FedEx Corporation (NYSE:FDX) kicked off its fiscal year 2017 with a bumper set of first-quarter earnings. All three of its ongoing segments (express, ground, and freight) reported revenue and operating-income increases. Looking ahead, management outlined expectations for the integration of TNT Express, and announced pricing increases and a change to the company's fuel surcharge pricing. Let's take a look at the earnings report and what it all means.
FedEx Corporation's first-quarter earnings
In step with rival United Parcel Service, Inc. (NYSE:UPS), the package delivery giant is managing to generate earnings growth despite a deterioration in growth expectations. For example, FedEx's economic outlook now calls for U.S. GDP growth of just 1.6% in 2016, with industrial production expected to decline by 0.7% in the same period.
However, a look at FedEx's earnings figures by segment shows good growth across the board, and there are positives to be drawn from each segment.
Operating Income (Millions)
The express segment's reported growth of 1% may not seem much, but recall that FedEx and UPS have both seen revenue growth held back by lower fuel surcharges (caused by lower oil prices) and unfavorable currency movements (the stronger U.S. dollar reduces foreign-currency earnings). In fact, FedEx Services' CEO, Michael Glenn, claimed that, excluding the impact of fuel, U.S. domestic express revenue actually grew 3.8% and international express revenue grew 1%.
Essentially, FedEx was able to increase revenue thanks to a 1% increase in overall average daily package volume and an improvement in base yields. For example, U.S. domestic yield grew 1% on a reported basis, but increased 2.5% excluding fuel.
Similarly, underlying the express segment's U.S. domestic-package yield may be a fascinating dynamic -- also evident in UPS' recent results -- whereby customers are warming to using faster, more expensive delivery options again. For example, FedEx's U.S. overnight-box daily package volume (average revenue per package is $21.11) grew 4% in the quarter compared to a 5% decline in the U.S. deferred daily package volume ($15.12) -- something to look out for in upcoming quarters.
However, the key story with the express segment is the ongoing margin improvement. Reported operating margin increased to 9.4% from 8.3% in the same period last year, aided by the base yield improvements (discussed above) and "ongoing cost efficiencies" as part of the company's profit-improvement plan.
Ground and freight
While the economy hasn't been as strong as expected, e-commerce (particularly consumer and residential deliveries) remains in a robust growth mode. As a result, FedEx's ground revenue increased 12%, driven by a 10% increase in average daily volume and a 2% increase in package yield (3% if you exclude the impact of the lower fuel surcharge).

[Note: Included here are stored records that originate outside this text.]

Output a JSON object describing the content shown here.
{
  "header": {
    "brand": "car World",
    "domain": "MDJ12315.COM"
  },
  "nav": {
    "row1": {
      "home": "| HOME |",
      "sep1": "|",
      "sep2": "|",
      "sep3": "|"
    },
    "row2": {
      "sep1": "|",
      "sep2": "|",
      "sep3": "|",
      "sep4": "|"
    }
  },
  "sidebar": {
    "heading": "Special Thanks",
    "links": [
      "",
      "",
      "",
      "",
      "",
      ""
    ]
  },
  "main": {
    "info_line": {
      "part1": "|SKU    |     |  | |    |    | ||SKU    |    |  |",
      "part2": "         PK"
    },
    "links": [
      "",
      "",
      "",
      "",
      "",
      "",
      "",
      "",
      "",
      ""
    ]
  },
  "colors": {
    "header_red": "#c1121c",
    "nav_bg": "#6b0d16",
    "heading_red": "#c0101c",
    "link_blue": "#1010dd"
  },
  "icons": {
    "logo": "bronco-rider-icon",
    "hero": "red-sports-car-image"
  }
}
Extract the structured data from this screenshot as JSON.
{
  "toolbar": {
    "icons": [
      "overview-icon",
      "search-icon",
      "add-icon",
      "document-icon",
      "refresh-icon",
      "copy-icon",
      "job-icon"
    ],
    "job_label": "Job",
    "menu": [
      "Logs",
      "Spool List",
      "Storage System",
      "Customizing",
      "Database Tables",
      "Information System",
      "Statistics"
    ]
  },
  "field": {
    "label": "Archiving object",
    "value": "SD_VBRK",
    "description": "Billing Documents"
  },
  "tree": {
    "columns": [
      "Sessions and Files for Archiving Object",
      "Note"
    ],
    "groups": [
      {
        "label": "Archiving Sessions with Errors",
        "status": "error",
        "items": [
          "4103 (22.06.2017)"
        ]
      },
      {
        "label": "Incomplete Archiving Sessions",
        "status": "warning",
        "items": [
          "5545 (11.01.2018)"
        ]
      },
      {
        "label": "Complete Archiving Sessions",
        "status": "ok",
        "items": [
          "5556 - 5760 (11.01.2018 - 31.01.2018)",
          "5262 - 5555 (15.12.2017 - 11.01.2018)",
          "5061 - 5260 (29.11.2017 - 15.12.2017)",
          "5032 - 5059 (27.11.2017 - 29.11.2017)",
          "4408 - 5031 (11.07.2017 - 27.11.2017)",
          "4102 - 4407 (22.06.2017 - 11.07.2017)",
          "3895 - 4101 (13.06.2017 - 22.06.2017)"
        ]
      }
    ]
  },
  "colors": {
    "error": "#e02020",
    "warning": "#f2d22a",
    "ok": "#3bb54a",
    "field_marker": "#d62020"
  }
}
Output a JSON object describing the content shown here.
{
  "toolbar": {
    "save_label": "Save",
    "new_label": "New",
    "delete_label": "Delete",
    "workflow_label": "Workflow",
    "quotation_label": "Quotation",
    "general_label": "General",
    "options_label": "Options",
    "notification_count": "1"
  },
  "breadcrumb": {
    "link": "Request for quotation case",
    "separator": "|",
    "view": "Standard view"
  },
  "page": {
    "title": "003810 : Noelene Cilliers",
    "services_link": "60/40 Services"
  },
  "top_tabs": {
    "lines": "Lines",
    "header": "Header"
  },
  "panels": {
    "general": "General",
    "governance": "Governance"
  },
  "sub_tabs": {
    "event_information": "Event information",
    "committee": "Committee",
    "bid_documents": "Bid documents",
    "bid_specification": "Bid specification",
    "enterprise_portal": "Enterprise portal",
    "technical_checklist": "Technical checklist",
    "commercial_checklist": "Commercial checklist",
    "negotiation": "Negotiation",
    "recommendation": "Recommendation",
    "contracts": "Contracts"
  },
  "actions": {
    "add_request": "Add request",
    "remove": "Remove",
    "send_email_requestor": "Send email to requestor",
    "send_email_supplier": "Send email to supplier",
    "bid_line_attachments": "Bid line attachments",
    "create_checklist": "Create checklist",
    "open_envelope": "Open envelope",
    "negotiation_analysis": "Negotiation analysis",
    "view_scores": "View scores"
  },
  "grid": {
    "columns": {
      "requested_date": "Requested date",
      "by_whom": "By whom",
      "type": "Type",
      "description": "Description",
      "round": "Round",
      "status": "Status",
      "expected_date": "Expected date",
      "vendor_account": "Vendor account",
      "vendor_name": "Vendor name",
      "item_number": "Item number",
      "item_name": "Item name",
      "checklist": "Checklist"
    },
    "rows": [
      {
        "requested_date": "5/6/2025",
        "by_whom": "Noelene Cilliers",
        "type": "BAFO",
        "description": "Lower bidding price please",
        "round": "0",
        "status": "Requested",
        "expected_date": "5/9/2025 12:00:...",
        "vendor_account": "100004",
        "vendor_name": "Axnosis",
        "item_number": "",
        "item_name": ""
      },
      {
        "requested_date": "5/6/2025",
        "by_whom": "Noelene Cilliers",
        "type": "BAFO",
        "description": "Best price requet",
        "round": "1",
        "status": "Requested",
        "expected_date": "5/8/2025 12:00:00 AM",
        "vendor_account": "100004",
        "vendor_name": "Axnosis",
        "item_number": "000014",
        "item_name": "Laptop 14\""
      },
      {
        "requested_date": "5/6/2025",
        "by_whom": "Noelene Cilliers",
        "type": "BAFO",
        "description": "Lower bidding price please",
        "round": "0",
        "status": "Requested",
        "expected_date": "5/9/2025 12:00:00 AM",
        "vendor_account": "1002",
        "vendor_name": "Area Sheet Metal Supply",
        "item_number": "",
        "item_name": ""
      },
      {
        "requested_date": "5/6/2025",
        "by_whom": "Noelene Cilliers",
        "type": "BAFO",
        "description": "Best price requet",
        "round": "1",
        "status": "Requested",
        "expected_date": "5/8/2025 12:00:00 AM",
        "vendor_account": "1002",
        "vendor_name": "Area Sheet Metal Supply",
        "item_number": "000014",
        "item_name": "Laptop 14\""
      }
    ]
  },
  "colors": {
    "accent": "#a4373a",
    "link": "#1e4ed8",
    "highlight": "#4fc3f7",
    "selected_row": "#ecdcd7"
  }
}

However, just as with express, the key story with ground revolves around margin. Operating margin increased to 14.2% from 14% in the same period last year. It's a good result considering management had previously flagged the negative impacts of higher operating costs (including purchased transportation) and network expansion costs on margin.
In freight, the revenue and profit increase is impressive given the circumstances of weakening economic growth. Essentially, FedEx managed to offset a 4% decline in revenue per less-than-truckload (LTL) shipment by increasing average daily LTL shipments by 8%. Glenn claimed it was down to the company's "outstanding sales efforts with small and medium customers and reflects the speed, reliability and choice of priority and economy service for our LTL customers." He added that the company "also saw increased demand from larger customers during the quarter."
FedEx followed UPS in announcing rate increases for 2017, with ground, home delivery, and freight shipping rates set to increase by 4.9% on Jan. 2. UPS has announced its ground, air, and international package rates will increase by 4.9% before the end of 2016. Incidentally, UPS followed FedEx in implementing an additional handling charge for packages exceeding 48 inches, a lower limit than the previous allowance of 60 inches.
Moreover, fuel surcharges will be adjusted on a weekly basis rather the current monthly adjustment, therefore reducing the time lag between oil-price movements and fuel surcharges.
TNT Express integration
Finally, CFO Alan Graf affirmed management's confidence in the "initial views of the value of this acquisition" and talked of an "aggregate integration program expense over the four years to be in the range of $700 million to $800 million," with the integration expected to produce annual synergies of $750 million by the exit of the fourth year.
All told, the market was pleased with the earnings and outlook for the company. Indeed, FedEx and UPS continue to demonstrate they can overcome a sluggish economy by benefiting from strong e-commerce growth. As FedEx starts to integrate TNT Express in fiscal 2017, much will depend on the successful execution of this process.
Lee Samaha has no position in any stocks mentioned. The Motley Fool owns shares of and recommends FedEx. The Motley Fool recommends United Parcel Service. Try any of our Foolish newsletter services free for 30 days. We Fools may not all hold the same opinions, but we all believe that considering a diverse range of insights makes us better investors. The Motley Fool has a disclosure policy.